- **TASK REQUIREMENTS**
Reproduce every entry word for word. Drop all pictures from the copy.
━━━━━━
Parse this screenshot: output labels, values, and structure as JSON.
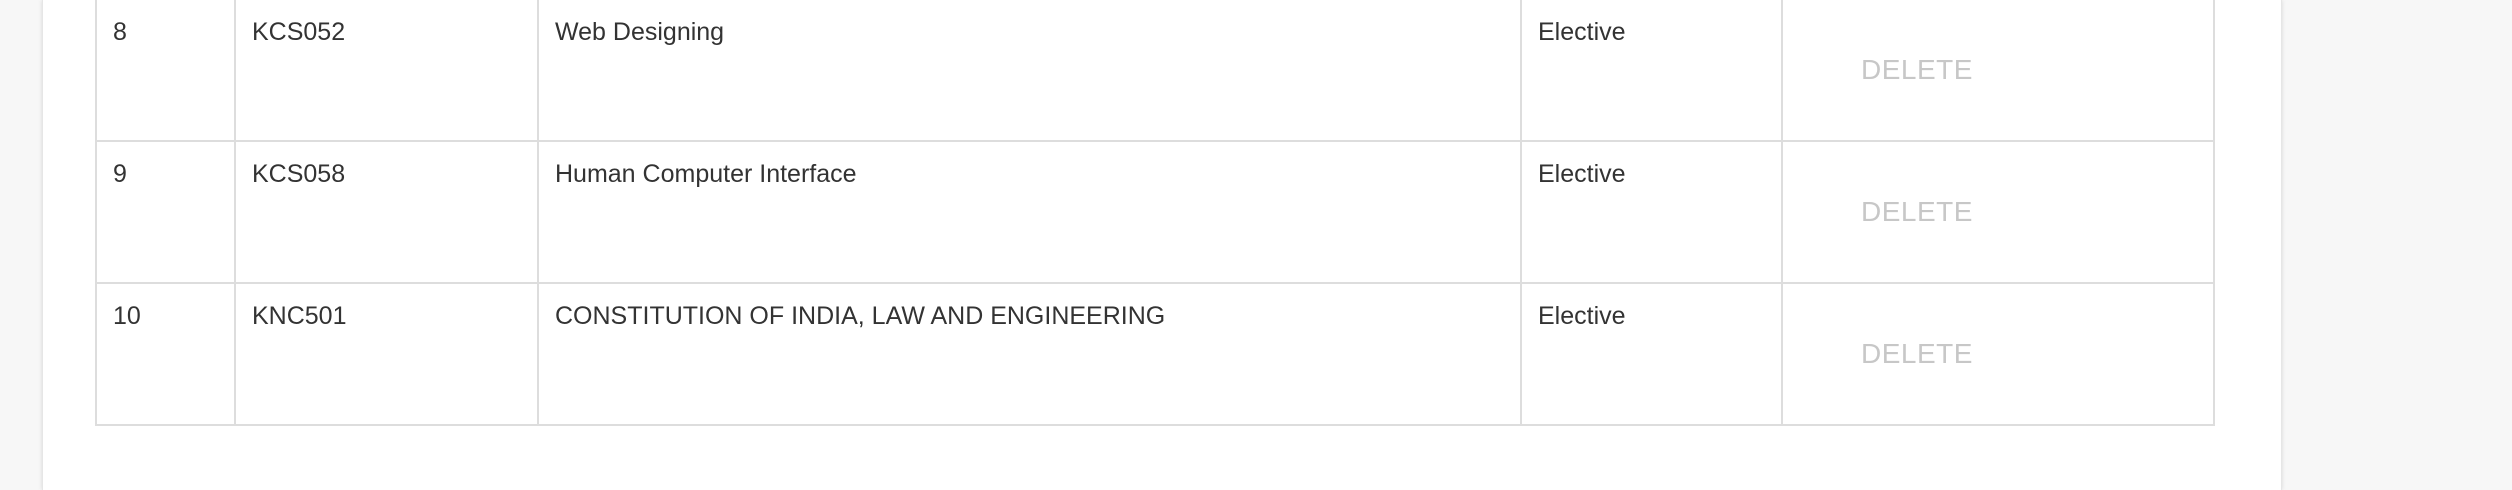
{
  "table": {
    "rows": [
      {
        "num": "8",
        "code": "KCS052",
        "name": "Web Designing",
        "type": "Elective",
        "action": "DELETE"
      },
      {
        "num": "9",
        "code": "KCS058",
        "name": "Human Computer Interface",
        "type": "Elective",
        "action": "DELETE"
      },
      {
        "num": "10",
        "code": "KNC501",
        "name": "CONSTITUTION OF INDIA, LAW AND ENGINEERING",
        "type": "Elective",
        "action": "DELETE"
      }
    ]
  }
}
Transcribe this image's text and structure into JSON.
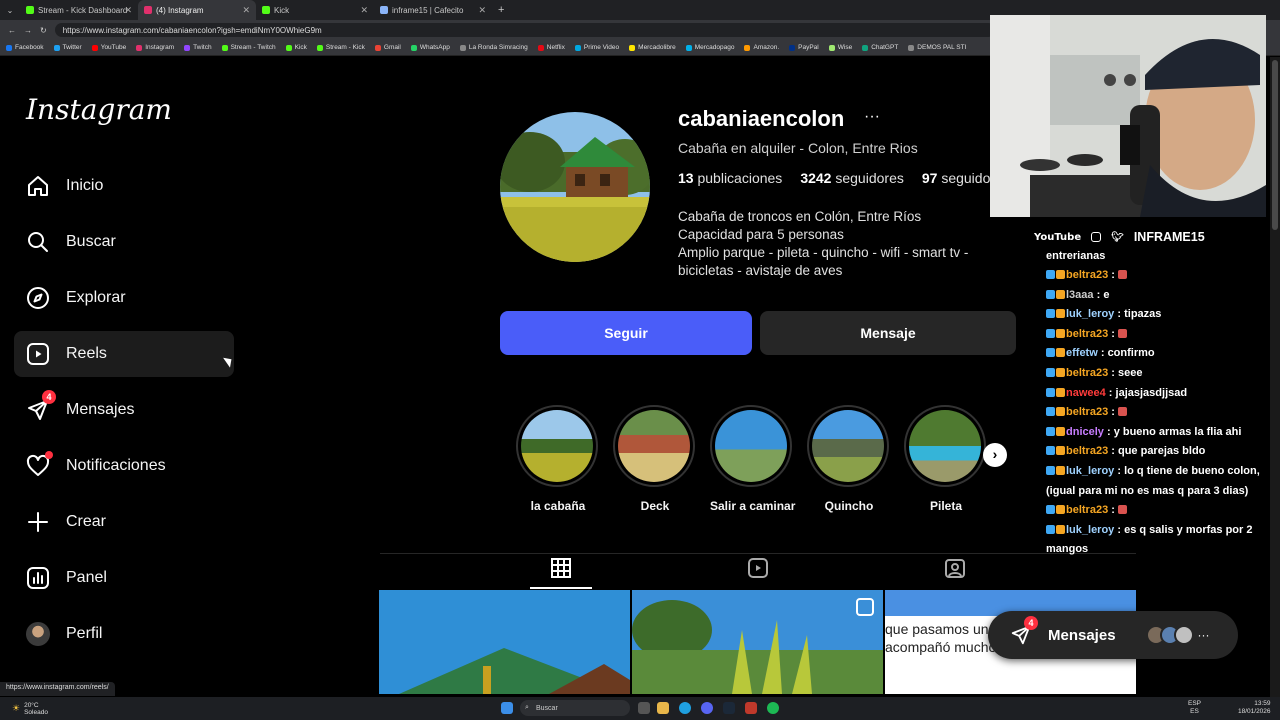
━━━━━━
- **ANSWER**
Parse this screenshot: output labels, values, and structure as JSON.
{
  "table": {
    "rows": [
      {
        "num": "8",
        "code": "KCS052",
        "name": "Web Designing",
        "type": "Elective",
        "action": "DELETE"
      },
      {
        "num": "9",
        "code": "KCS058",
        "name": "Human Computer Interface",
        "type": "Elective",
        "action": "DELETE"
      },
      {
        "num": "10",
        "code": "KNC501",
        "name": "CONSTITUTION OF INDIA, LAW AND ENGINEERING",
        "type": "Elective",
        "action": "DELETE"
      }
    ]
  }
}
Transcribe this image's text and structure into JSON.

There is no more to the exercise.